    “To be completely honest, it's one of the reasons why I didn't play the Dunhill Links in the last few years, because I got beaten up around here a few times in the past,” he said. “I didn't particularly enjoy that feeling. It's a really tough course. You can try and play smart golf, but some shots, you just have to hit it straight. There's no way around it. You can't really hide.”

    Molinari’s relative dislike for the layout makes his performance this week even more impressive considering he played his last 37 holes bogey-free.
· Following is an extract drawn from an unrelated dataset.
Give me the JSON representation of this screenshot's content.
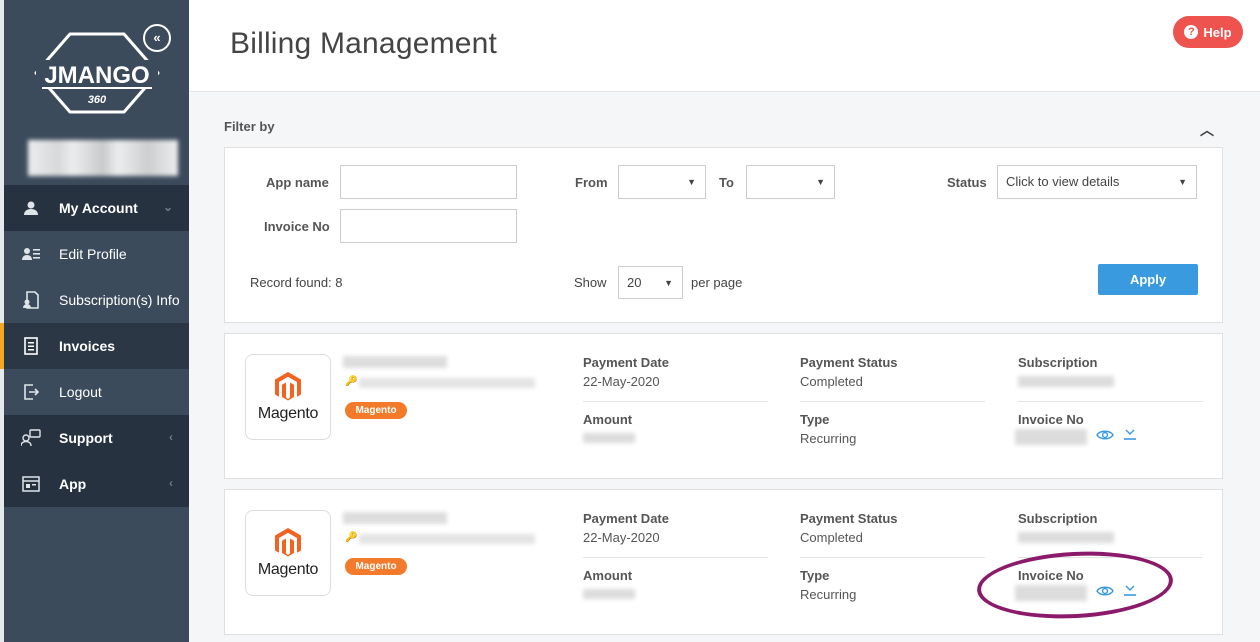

    “To play the weekend bogey-free, it's unthinkable, to be honest. So very proud of today,” he said.